Men and Women sitting in circle

The Essential Role of Peer Support for SUD Recovery

The path from initiating treatment for addiction can feel lonely and frightening. To help, many organizations are partnering with individuals who have gone through treatment themselves to ensure that new clients with substance use disorder have someone to turn to—someone who has been through a similar experience.

Research has shown that when an individual with substance use disorder has support from a peer, they have increased rates of treatment initiation, lower dropout rates, heightened community support, and better reintegration into the community after treatment.

What are Peer Support Services?

Peer support services are delivered by individuals who are in recovery themselves from substance use disorder. Peers can provide non-clinical, strength-based support due to their own recovery and lived experience. They share their lived experiences and give practical guidance without judgment.

In addition to support received through therapists and case managers, peer support services can add a layer that complements and strengthens a recovery team. Peers are often employed to mentor and educate others through advocating for people in recovery, skill-building, leading recovery groups, goal setting,  recovery plan creation, providing resources, and building community and relationships[1].

The Benefits of Peer Support for People with SUD

  • Shared Lived Experience

Peers are influential in the outcome of an individual in treatment due to their shared lived experiences with substance use. They can share stories of their own recovery, their triumphs and mistakes, and how they balance and repair the relationships in their lives. It may have benefits for the peer support specialist, as well – many programs encourage the idea of sharing experiences as a way to sustain long-lasting recovery.

  • Collaborative Relationship

Substance use is often isolating.  People often have fewer social networks—especially healthy ones.
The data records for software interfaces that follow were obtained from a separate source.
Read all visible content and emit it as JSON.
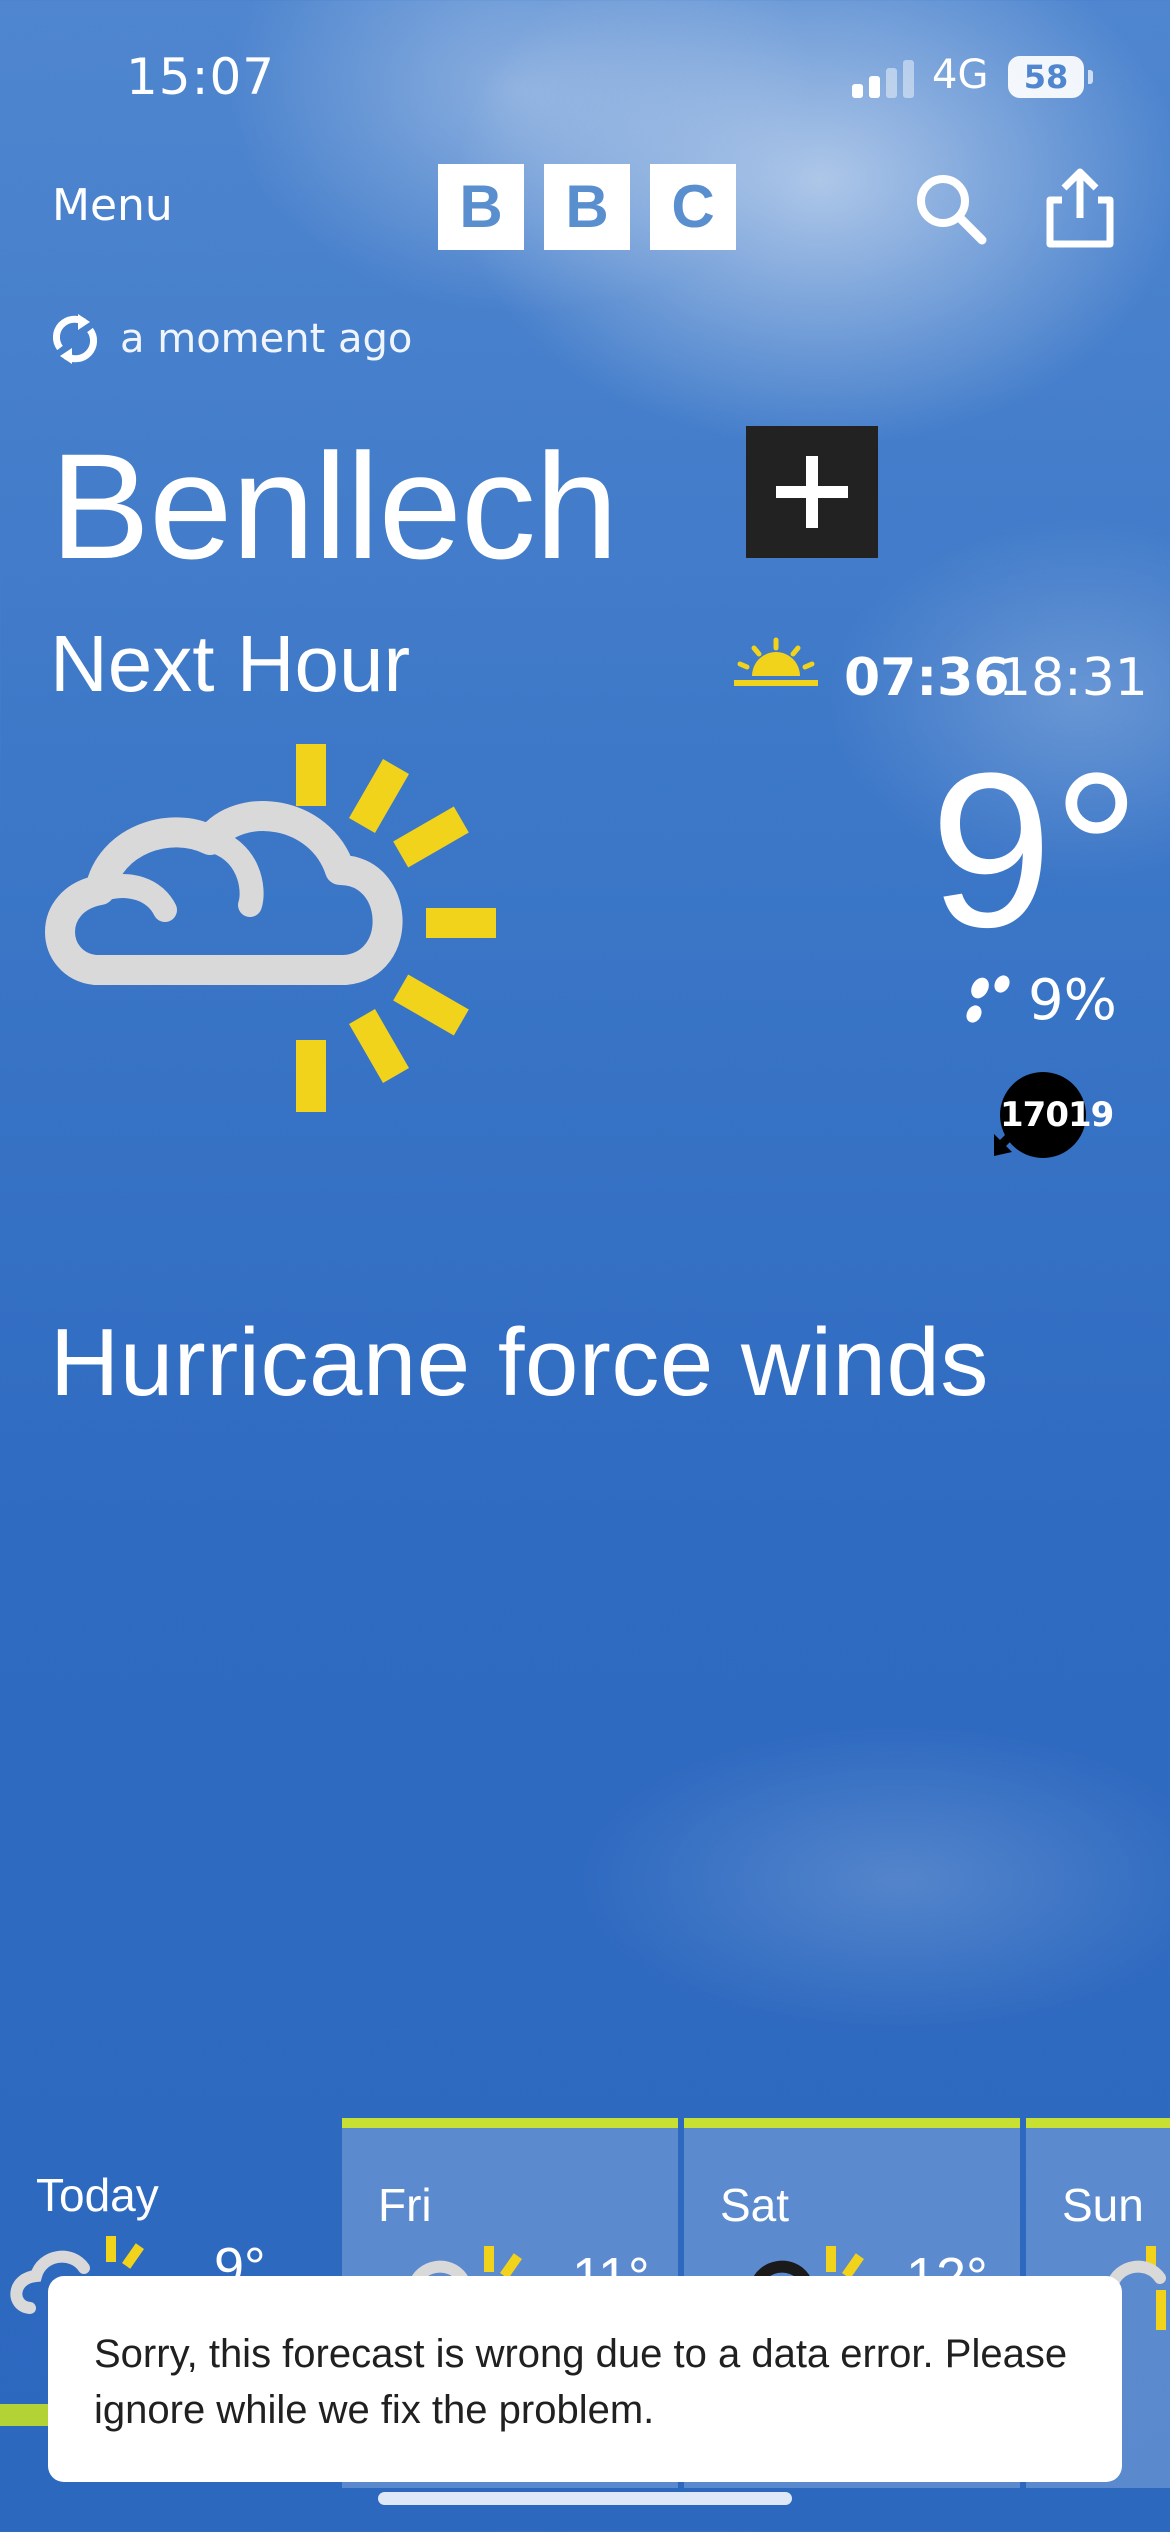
{
  "status_bar": {
    "time": "15:07",
    "network": "4G",
    "battery": "58"
  },
  "header": {
    "menu_label": "Menu",
    "logo": [
      "B",
      "B",
      "C"
    ]
  },
  "update": {
    "text": "a moment ago"
  },
  "location": {
    "name": "Benllech"
  },
  "current": {
    "period": "Next Hour",
    "sunrise": "07:36",
    "sunset": "18:31",
    "temperature": "9°",
    "precipitation": "9%",
    "wind_speed": "17019",
    "summary": "Hurricane force winds",
    "weather_icon": "sunny-intervals-icon"
  },
  "forecast": {
    "days": [
      {
        "name": "Today",
        "temp": "9°",
        "icon": "sunny-intervals-icon"
      },
      {
        "name": "Fri",
        "temp": "11°",
        "icon": "sunny-intervals-icon"
      },
      {
        "name": "Sat",
        "temp": "12°",
        "icon": "rain-sun-icon"
      },
      {
        "name": "Sun",
        "temp": "",
        "icon": "sunny-intervals-icon"
      }
    ]
  },
  "toast": {
    "message": "Sorry, this forecast is wrong due to a data error. Please ignore while we fix the problem."
  },
  "colors": {
    "sky": "#3d78c8",
    "sun": "#f2d31b",
    "accent": "#c7e032",
    "cloud": "#d9d9d9"
  }
}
There also tends to be higher rates of domestic violence and relationship problems, which makes it hard for an individual struggling with substance use disorder to find a way out or, at the very least, find a friend to lean on.

Peers offer a supportive, collaborative relationship for those undergoing treatment and those in recovery. Research has shown that those who have supportive relationships with family, friends, and peers are more likely to maintain sobriety[2].

  • Navigate the Barriers to Treatment

Many individuals with substance use disorder find it hard to step out of their day-to-day lives and get treatment because of the barriers that stand in their way.

Peers can help manage waitlists for treatment facilities and provide groups and other care opportunities until a person can be placed. They can help individuals overcome the barriers of unemployment, housing insecurity, and the child welfare system to find a treatment program best suited for them by providing outreach, engagement, and resources.

Finding Peer Support through Technology

While in-person peer support was often available before the pandemic, much of this support became unavailable as stay-at-home orders were put in place.  This left many people with substance use disorder struggling.  To compensate, telehealth and technology became much more pervasive and available, even for peer support services – giving support to individuals at their fingertips.

The research[6] behind patient success when using health technology, like phone apps, showed that individuals feel more competent because it’s an easy-to-use tool, feel connected to others due to the ability to chat and share with others, and they feel more internally motivated.

The Bottom Line

Peer support services are available throughout the recovery journey, even long after an individual has finished intensive inpatient treatment. These services can give individuals in recovery a supportive, non-judgmental relationship that they may be lacking in their lives.